* TASK DESCRIPTION
Exact copy, no pictures: set down every entry below as written.

* MATERIAL SUPPLIED
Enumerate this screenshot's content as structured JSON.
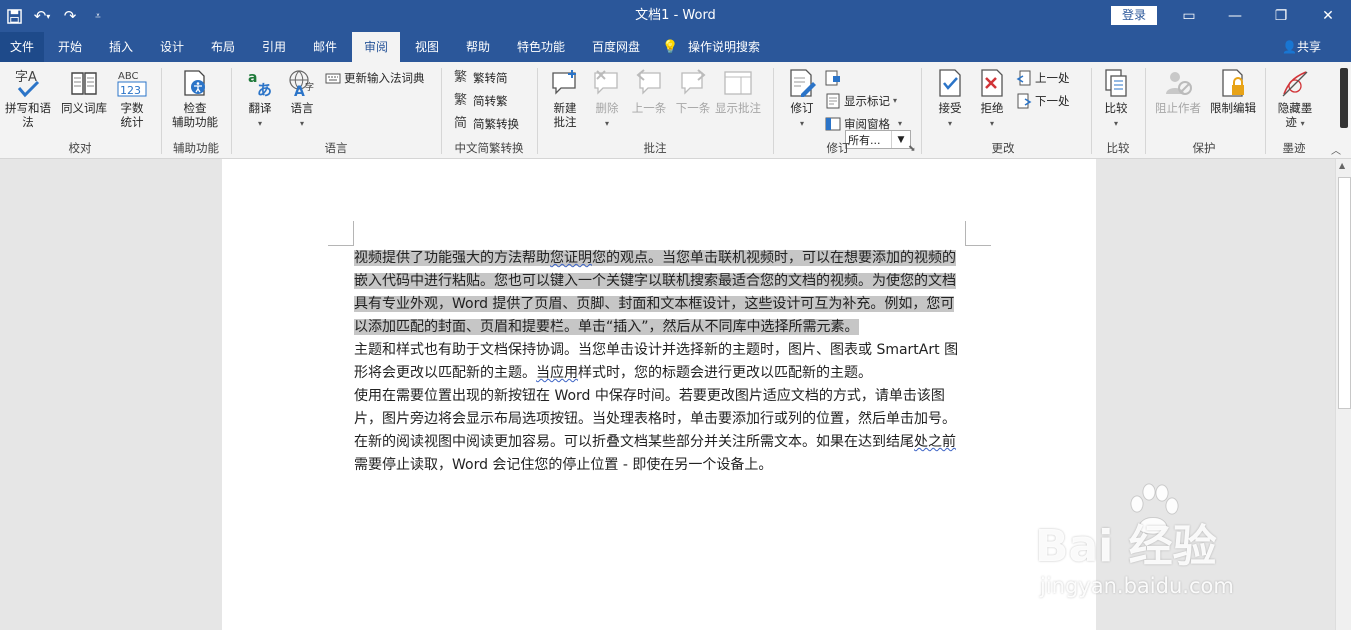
{
  "titlebar": {
    "title": "文档1  -  Word",
    "login": "登录",
    "qat": [
      "save-icon",
      "undo-icon",
      "redo-icon",
      "customize-icon"
    ]
  },
  "tabs": [
    "文件",
    "开始",
    "插入",
    "设计",
    "布局",
    "引用",
    "邮件",
    "审阅",
    "视图",
    "帮助",
    "特色功能",
    "百度网盘",
    "操作说明搜索"
  ],
  "active_tab": "审阅",
  "share": "共享",
  "ribbon": {
    "proofing": {
      "spell": "拼写和语法",
      "thesaurus": "同义词库",
      "wordcount_1": "字数",
      "wordcount_2": "统计",
      "group": "校对"
    },
    "accessibility": {
      "check_1": "检查",
      "check_2": "辅助功能",
      "group": "辅助功能"
    },
    "language": {
      "translate": "翻译",
      "language": "语言",
      "update_ime": "更新输入法词典",
      "group": "语言"
    },
    "chinese": {
      "t2s": "繁转简",
      "s2t": "简转繁",
      "convert": "简繁转换",
      "group": "中文简繁转换"
    },
    "comments": {
      "new_1": "新建",
      "new_2": "批注",
      "delete": "删除",
      "prev": "上一条",
      "next": "下一条",
      "show": "显示批注",
      "group": "批注"
    },
    "tracking": {
      "track": "修订",
      "combo": "所有...",
      "show_markup": "显示标记",
      "review_pane": "审阅窗格",
      "group": "修订"
    },
    "changes": {
      "accept": "接受",
      "reject": "拒绝",
      "prev": "上一处",
      "next": "下一处",
      "group": "更改"
    },
    "compare": {
      "compare": "比较",
      "group": "比较"
    },
    "protect": {
      "block": "阻止作者",
      "restrict": "限制编辑",
      "group": "保护"
    },
    "ink": {
      "hide_1": "隐藏墨",
      "hide_2": "迹",
      "group": "墨迹"
    }
  },
  "document": {
    "p1": {
      "a": "视频提供了功能强大的方法帮助",
      "squig": "您证明",
      "b": "您的观点。当您单击联机视频时，可以在想要添加的视频的嵌入代码中进行粘贴。您也可以键入一个关键字以联机搜索最适合您的文档的视频。为使您的文档具有专业外观，Word 提供了页眉、页脚、封面和文本框设计，这些设计可互为补充。例如，您可以添加匹配的封面、页眉和提要栏。单击“插入”，然后从不同库中选择所需元素。"
    },
    "p2": {
      "a": "主题和样式也有助于文档保持协调。当您单击设计并选择新的主题时，图片、图表或 SmartArt 图形将会更改以匹配新的主题。",
      "squig": "当应用",
      "b": "样式时，您的标题会进行更改以匹配新的主题。"
    },
    "p3": "使用在需要位置出现的新按钮在 Word 中保存时间。若要更改图片适应文档的方式，请单击该图片，图片旁边将会显示布局选项按钮。当处理表格时，单击要添加行或列的位置，然后单击加号。",
    "p4": {
      "a": "在新的阅读视图中阅读更加容易。可以折叠文档某些部分并关注所需文本。如果在达到结尾",
      "squig": "处之前",
      "b": "需要停止读取，Word 会记住您的停止位置 - 即使在另一个设备上。"
    }
  },
  "watermark": {
    "brand": "Bai 经验",
    "site": "jingyan.baidu.com"
  }
}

* SOLUTION
Enumerate this screenshot's content as structured JSON.
{
  "titlebar": {
    "title": "文档1  -  Word",
    "login": "登录",
    "qat": [
      "save-icon",
      "undo-icon",
      "redo-icon",
      "customize-icon"
    ]
  },
  "tabs": [
    "文件",
    "开始",
    "插入",
    "设计",
    "布局",
    "引用",
    "邮件",
    "审阅",
    "视图",
    "帮助",
    "特色功能",
    "百度网盘",
    "操作说明搜索"
  ],
  "active_tab": "审阅",
  "share": "共享",
  "ribbon": {
    "proofing": {
      "spell": "拼写和语法",
      "thesaurus": "同义词库",
      "wordcount_1": "字数",
      "wordcount_2": "统计",
      "group": "校对"
    },
    "accessibility": {
      "check_1": "检查",
      "check_2": "辅助功能",
      "group": "辅助功能"
    },
    "language": {
      "translate": "翻译",
      "language": "语言",
      "update_ime": "更新输入法词典",
      "group": "语言"
    },
    "chinese": {
      "t2s": "繁转简",
      "s2t": "简转繁",
      "convert": "简繁转换",
      "group": "中文简繁转换"
    },
    "comments": {
      "new_1": "新建",
      "new_2": "批注",
      "delete": "删除",
      "prev": "上一条",
      "next": "下一条",
      "show": "显示批注",
      "group": "批注"
    },
    "tracking": {
      "track": "修订",
      "combo": "所有...",
      "show_markup": "显示标记",
      "review_pane": "审阅窗格",
      "group": "修订"
    },
    "changes": {
      "accept": "接受",
      "reject": "拒绝",
      "prev": "上一处",
      "next": "下一处",
      "group": "更改"
    },
    "compare": {
      "compare": "比较",
      "group": "比较"
    },
    "protect": {
      "block": "阻止作者",
      "restrict": "限制编辑",
      "group": "保护"
    },
    "ink": {
      "hide_1": "隐藏墨",
      "hide_2": "迹",
      "group": "墨迹"
    }
  },
  "document": {
    "p1": {
      "a": "视频提供了功能强大的方法帮助",
      "squig": "您证明",
      "b": "您的观点。当您单击联机视频时，可以在想要添加的视频的嵌入代码中进行粘贴。您也可以键入一个关键字以联机搜索最适合您的文档的视频。为使您的文档具有专业外观，Word 提供了页眉、页脚、封面和文本框设计，这些设计可互为补充。例如，您可以添加匹配的封面、页眉和提要栏。单击“插入”，然后从不同库中选择所需元素。"
    },
    "p2": {
      "a": "主题和样式也有助于文档保持协调。当您单击设计并选择新的主题时，图片、图表或 SmartArt 图形将会更改以匹配新的主题。",
      "squig": "当应用",
      "b": "样式时，您的标题会进行更改以匹配新的主题。"
    },
    "p3": "使用在需要位置出现的新按钮在 Word 中保存时间。若要更改图片适应文档的方式，请单击该图片，图片旁边将会显示布局选项按钮。当处理表格时，单击要添加行或列的位置，然后单击加号。",
    "p4": {
      "a": "在新的阅读视图中阅读更加容易。可以折叠文档某些部分并关注所需文本。如果在达到结尾",
      "squig": "处之前",
      "b": "需要停止读取，Word 会记住您的停止位置 - 即使在另一个设备上。"
    }
  },
  "watermark": {
    "brand": "Bai 经验",
    "site": "jingyan.baidu.com"
  }
}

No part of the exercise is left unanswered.